- Dataset entries:
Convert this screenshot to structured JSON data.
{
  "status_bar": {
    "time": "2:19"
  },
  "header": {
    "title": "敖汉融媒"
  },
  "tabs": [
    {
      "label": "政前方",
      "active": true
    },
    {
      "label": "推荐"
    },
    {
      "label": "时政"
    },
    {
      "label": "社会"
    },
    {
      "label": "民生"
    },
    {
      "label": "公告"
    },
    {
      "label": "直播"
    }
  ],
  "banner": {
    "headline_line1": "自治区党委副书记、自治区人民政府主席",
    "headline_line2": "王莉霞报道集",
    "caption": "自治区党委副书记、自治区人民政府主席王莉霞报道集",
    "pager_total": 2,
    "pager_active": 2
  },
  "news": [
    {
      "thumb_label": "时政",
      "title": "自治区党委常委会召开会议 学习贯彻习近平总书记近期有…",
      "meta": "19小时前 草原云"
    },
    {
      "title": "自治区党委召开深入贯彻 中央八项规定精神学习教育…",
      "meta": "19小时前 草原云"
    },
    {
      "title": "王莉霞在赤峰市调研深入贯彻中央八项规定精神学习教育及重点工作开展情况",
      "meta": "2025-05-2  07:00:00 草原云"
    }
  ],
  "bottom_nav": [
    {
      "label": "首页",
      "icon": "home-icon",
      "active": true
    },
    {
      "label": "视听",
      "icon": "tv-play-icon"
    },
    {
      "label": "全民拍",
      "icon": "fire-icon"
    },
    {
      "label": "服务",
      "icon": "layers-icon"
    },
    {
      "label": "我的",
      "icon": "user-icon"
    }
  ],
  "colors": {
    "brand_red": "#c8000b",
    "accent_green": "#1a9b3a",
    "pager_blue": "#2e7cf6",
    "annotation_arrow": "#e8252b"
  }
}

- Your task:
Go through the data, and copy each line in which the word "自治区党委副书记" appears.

- Task output:
    "headline_line1": "自治区党委副书记、自治区人民政府主席",
    "caption": "自治区党委副书记、自治区人民政府主席王莉霞报道集",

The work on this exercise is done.